[RECORDS FOR THIS EXERCISE]

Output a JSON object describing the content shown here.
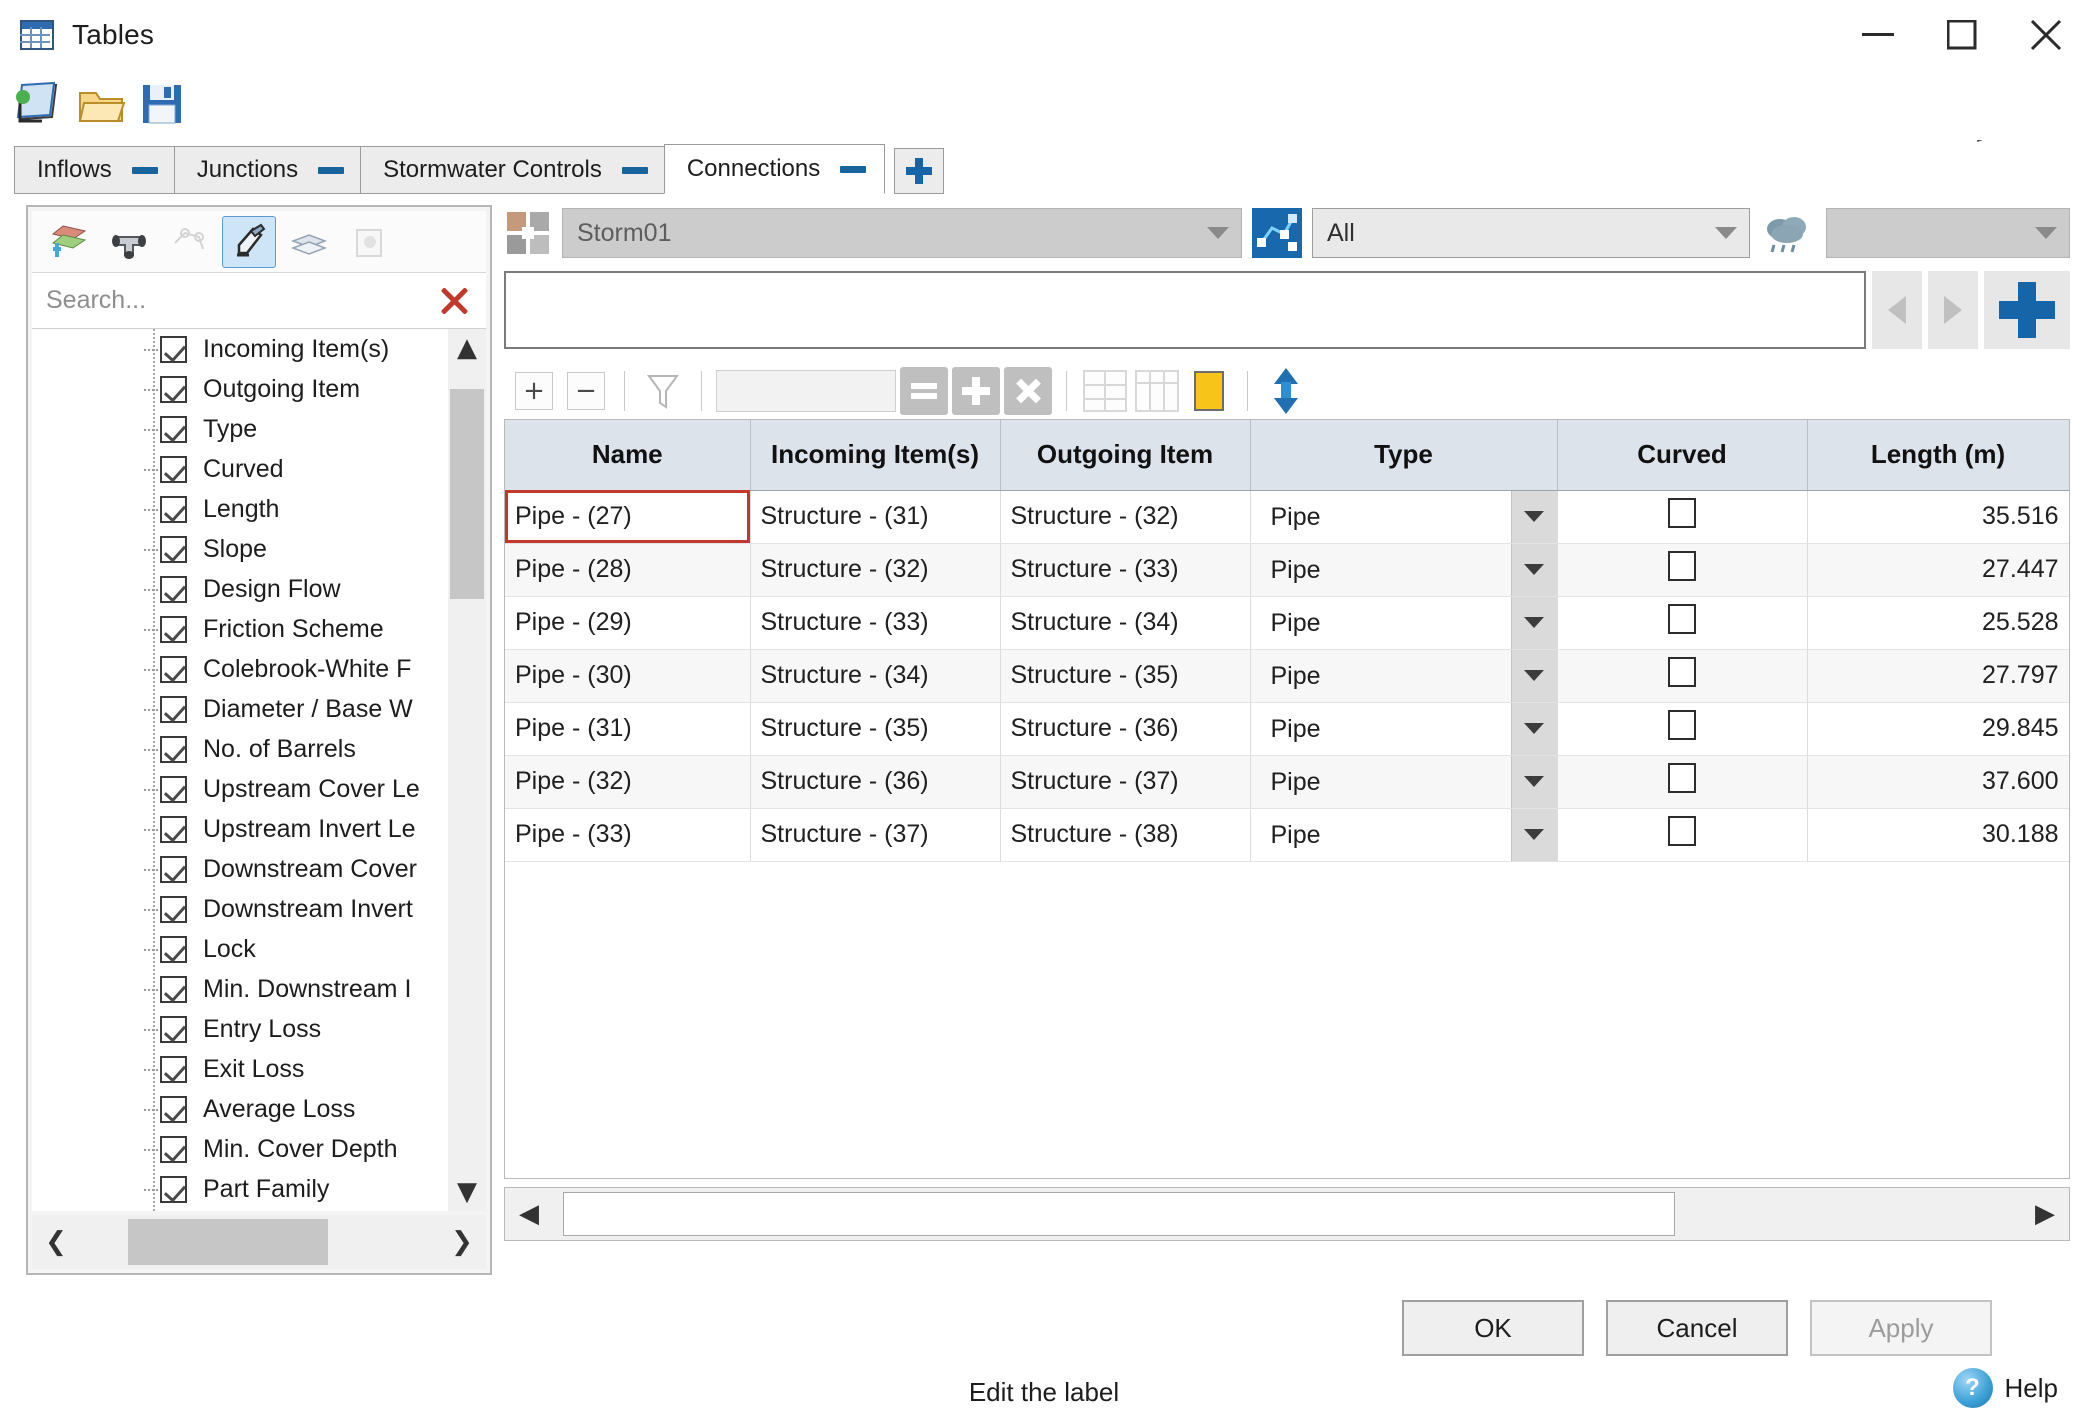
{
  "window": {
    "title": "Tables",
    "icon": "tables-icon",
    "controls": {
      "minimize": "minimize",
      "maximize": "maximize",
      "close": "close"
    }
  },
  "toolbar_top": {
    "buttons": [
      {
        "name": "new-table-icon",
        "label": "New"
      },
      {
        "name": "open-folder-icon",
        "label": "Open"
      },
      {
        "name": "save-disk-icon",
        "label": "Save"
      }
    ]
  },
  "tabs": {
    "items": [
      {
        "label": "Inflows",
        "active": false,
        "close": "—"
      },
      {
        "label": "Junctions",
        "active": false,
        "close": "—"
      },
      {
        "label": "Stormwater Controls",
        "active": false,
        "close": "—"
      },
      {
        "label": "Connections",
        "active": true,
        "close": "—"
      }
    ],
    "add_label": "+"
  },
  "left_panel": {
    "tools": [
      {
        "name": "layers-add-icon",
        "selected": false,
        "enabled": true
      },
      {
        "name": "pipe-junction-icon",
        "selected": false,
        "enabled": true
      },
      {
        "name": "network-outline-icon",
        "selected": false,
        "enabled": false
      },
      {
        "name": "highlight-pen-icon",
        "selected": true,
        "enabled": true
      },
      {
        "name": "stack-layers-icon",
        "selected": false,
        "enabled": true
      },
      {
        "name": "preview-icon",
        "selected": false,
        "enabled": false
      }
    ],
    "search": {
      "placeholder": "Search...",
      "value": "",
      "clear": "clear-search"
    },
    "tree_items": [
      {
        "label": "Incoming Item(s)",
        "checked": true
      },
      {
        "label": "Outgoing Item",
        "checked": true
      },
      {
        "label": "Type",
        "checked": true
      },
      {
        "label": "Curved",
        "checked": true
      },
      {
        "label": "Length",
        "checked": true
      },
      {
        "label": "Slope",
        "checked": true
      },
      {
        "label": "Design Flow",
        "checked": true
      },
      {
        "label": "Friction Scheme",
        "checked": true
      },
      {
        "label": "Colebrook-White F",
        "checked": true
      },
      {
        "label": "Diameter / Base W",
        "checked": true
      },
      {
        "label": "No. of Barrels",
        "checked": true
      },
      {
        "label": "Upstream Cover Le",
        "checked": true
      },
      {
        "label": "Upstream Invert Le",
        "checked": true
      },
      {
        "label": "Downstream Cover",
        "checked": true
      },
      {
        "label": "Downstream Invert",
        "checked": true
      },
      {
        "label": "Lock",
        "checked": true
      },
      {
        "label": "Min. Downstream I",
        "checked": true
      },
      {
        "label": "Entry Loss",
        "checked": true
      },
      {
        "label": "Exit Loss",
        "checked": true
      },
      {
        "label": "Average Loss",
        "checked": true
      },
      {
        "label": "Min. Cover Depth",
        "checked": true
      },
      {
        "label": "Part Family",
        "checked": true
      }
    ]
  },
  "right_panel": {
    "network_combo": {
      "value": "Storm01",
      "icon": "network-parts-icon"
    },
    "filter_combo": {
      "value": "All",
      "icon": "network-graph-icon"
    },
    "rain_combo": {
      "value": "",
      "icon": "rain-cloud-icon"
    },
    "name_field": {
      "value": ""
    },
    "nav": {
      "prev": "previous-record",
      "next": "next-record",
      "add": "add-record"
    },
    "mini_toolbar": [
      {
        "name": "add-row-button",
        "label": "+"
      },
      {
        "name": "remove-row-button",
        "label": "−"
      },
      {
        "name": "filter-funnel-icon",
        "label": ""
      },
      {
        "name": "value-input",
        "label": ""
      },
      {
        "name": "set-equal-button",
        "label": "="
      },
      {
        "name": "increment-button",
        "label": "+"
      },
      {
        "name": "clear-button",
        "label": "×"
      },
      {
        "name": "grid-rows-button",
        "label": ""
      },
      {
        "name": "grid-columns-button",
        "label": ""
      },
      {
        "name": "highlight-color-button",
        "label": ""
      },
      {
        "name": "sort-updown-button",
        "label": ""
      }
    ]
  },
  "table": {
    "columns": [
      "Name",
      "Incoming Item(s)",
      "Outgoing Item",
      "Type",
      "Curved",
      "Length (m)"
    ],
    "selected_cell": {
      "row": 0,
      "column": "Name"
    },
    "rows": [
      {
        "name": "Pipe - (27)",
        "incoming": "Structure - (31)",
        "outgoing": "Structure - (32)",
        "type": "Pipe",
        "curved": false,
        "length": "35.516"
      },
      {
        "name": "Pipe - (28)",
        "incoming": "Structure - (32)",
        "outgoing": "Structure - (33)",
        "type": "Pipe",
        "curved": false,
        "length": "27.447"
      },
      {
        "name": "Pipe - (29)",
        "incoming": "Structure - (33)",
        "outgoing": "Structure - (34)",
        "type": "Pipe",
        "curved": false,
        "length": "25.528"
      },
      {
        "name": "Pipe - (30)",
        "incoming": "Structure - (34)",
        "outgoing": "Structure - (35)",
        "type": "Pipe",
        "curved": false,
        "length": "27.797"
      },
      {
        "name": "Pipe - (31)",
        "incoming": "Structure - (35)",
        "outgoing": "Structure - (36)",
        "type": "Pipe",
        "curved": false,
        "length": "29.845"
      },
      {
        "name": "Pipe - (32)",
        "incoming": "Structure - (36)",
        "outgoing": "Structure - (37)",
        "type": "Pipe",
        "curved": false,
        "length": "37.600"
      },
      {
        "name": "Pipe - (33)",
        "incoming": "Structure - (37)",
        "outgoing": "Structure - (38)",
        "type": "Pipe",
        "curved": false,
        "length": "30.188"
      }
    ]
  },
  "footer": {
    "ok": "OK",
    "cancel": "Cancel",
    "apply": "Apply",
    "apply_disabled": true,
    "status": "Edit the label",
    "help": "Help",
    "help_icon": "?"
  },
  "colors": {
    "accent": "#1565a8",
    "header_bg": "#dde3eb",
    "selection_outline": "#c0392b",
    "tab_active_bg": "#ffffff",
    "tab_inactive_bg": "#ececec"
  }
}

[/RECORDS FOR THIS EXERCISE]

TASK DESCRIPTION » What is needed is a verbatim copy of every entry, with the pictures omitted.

ANSWER AREA »
Output a JSON object describing the content shown here.
{
  "window": {
    "title": "Tables",
    "icon": "tables-icon",
    "controls": {
      "minimize": "minimize",
      "maximize": "maximize",
      "close": "close"
    }
  },
  "toolbar_top": {
    "buttons": [
      {
        "name": "new-table-icon",
        "label": "New"
      },
      {
        "name": "open-folder-icon",
        "label": "Open"
      },
      {
        "name": "save-disk-icon",
        "label": "Save"
      }
    ]
  },
  "tabs": {
    "items": [
      {
        "label": "Inflows",
        "active": false,
        "close": "—"
      },
      {
        "label": "Junctions",
        "active": false,
        "close": "—"
      },
      {
        "label": "Stormwater Controls",
        "active": false,
        "close": "—"
      },
      {
        "label": "Connections",
        "active": true,
        "close": "—"
      }
    ],
    "add_label": "+"
  },
  "left_panel": {
    "tools": [
      {
        "name": "layers-add-icon",
        "selected": false,
        "enabled": true
      },
      {
        "name": "pipe-junction-icon",
        "selected": false,
        "enabled": true
      },
      {
        "name": "network-outline-icon",
        "selected": false,
        "enabled": false
      },
      {
        "name": "highlight-pen-icon",
        "selected": true,
        "enabled": true
      },
      {
        "name": "stack-layers-icon",
        "selected": false,
        "enabled": true
      },
      {
        "name": "preview-icon",
        "selected": false,
        "enabled": false
      }
    ],
    "search": {
      "placeholder": "Search...",
      "value": "",
      "clear": "clear-search"
    },
    "tree_items": [
      {
        "label": "Incoming Item(s)",
        "checked": true
      },
      {
        "label": "Outgoing Item",
        "checked": true
      },
      {
        "label": "Type",
        "checked": true
      },
      {
        "label": "Curved",
        "checked": true
      },
      {
        "label": "Length",
        "checked": true
      },
      {
        "label": "Slope",
        "checked": true
      },
      {
        "label": "Design Flow",
        "checked": true
      },
      {
        "label": "Friction Scheme",
        "checked": true
      },
      {
        "label": "Colebrook-White F",
        "checked": true
      },
      {
        "label": "Diameter / Base W",
        "checked": true
      },
      {
        "label": "No. of Barrels",
        "checked": true
      },
      {
        "label": "Upstream Cover Le",
        "checked": true
      },
      {
        "label": "Upstream Invert Le",
        "checked": true
      },
      {
        "label": "Downstream Cover",
        "checked": true
      },
      {
        "label": "Downstream Invert",
        "checked": true
      },
      {
        "label": "Lock",
        "checked": true
      },
      {
        "label": "Min. Downstream I",
        "checked": true
      },
      {
        "label": "Entry Loss",
        "checked": true
      },
      {
        "label": "Exit Loss",
        "checked": true
      },
      {
        "label": "Average Loss",
        "checked": true
      },
      {
        "label": "Min. Cover Depth",
        "checked": true
      },
      {
        "label": "Part Family",
        "checked": true
      }
    ]
  },
  "right_panel": {
    "network_combo": {
      "value": "Storm01",
      "icon": "network-parts-icon"
    },
    "filter_combo": {
      "value": "All",
      "icon": "network-graph-icon"
    },
    "rain_combo": {
      "value": "",
      "icon": "rain-cloud-icon"
    },
    "name_field": {
      "value": ""
    },
    "nav": {
      "prev": "previous-record",
      "next": "next-record",
      "add": "add-record"
    },
    "mini_toolbar": [
      {
        "name": "add-row-button",
        "label": "+"
      },
      {
        "name": "remove-row-button",
        "label": "−"
      },
      {
        "name": "filter-funnel-icon",
        "label": ""
      },
      {
        "name": "value-input",
        "label": ""
      },
      {
        "name": "set-equal-button",
        "label": "="
      },
      {
        "name": "increment-button",
        "label": "+"
      },
      {
        "name": "clear-button",
        "label": "×"
      },
      {
        "name": "grid-rows-button",
        "label": ""
      },
      {
        "name": "grid-columns-button",
        "label": ""
      },
      {
        "name": "highlight-color-button",
        "label": ""
      },
      {
        "name": "sort-updown-button",
        "label": ""
      }
    ]
  },
  "table": {
    "columns": [
      "Name",
      "Incoming Item(s)",
      "Outgoing Item",
      "Type",
      "Curved",
      "Length (m)"
    ],
    "selected_cell": {
      "row": 0,
      "column": "Name"
    },
    "rows": [
      {
        "name": "Pipe - (27)",
        "incoming": "Structure - (31)",
        "outgoing": "Structure - (32)",
        "type": "Pipe",
        "curved": false,
        "length": "35.516"
      },
      {
        "name": "Pipe - (28)",
        "incoming": "Structure - (32)",
        "outgoing": "Structure - (33)",
        "type": "Pipe",
        "curved": false,
        "length": "27.447"
      },
      {
        "name": "Pipe - (29)",
        "incoming": "Structure - (33)",
        "outgoing": "Structure - (34)",
        "type": "Pipe",
        "curved": false,
        "length": "25.528"
      },
      {
        "name": "Pipe - (30)",
        "incoming": "Structure - (34)",
        "outgoing": "Structure - (35)",
        "type": "Pipe",
        "curved": false,
        "length": "27.797"
      },
      {
        "name": "Pipe - (31)",
        "incoming": "Structure - (35)",
        "outgoing": "Structure - (36)",
        "type": "Pipe",
        "curved": false,
        "length": "29.845"
      },
      {
        "name": "Pipe - (32)",
        "incoming": "Structure - (36)",
        "outgoing": "Structure - (37)",
        "type": "Pipe",
        "curved": false,
        "length": "37.600"
      },
      {
        "name": "Pipe - (33)",
        "incoming": "Structure - (37)",
        "outgoing": "Structure - (38)",
        "type": "Pipe",
        "curved": false,
        "length": "30.188"
      }
    ]
  },
  "footer": {
    "ok": "OK",
    "cancel": "Cancel",
    "apply": "Apply",
    "apply_disabled": true,
    "status": "Edit the label",
    "help": "Help",
    "help_icon": "?"
  },
  "colors": {
    "accent": "#1565a8",
    "header_bg": "#dde3eb",
    "selection_outline": "#c0392b",
    "tab_active_bg": "#ffffff",
    "tab_inactive_bg": "#ececec"
  }
}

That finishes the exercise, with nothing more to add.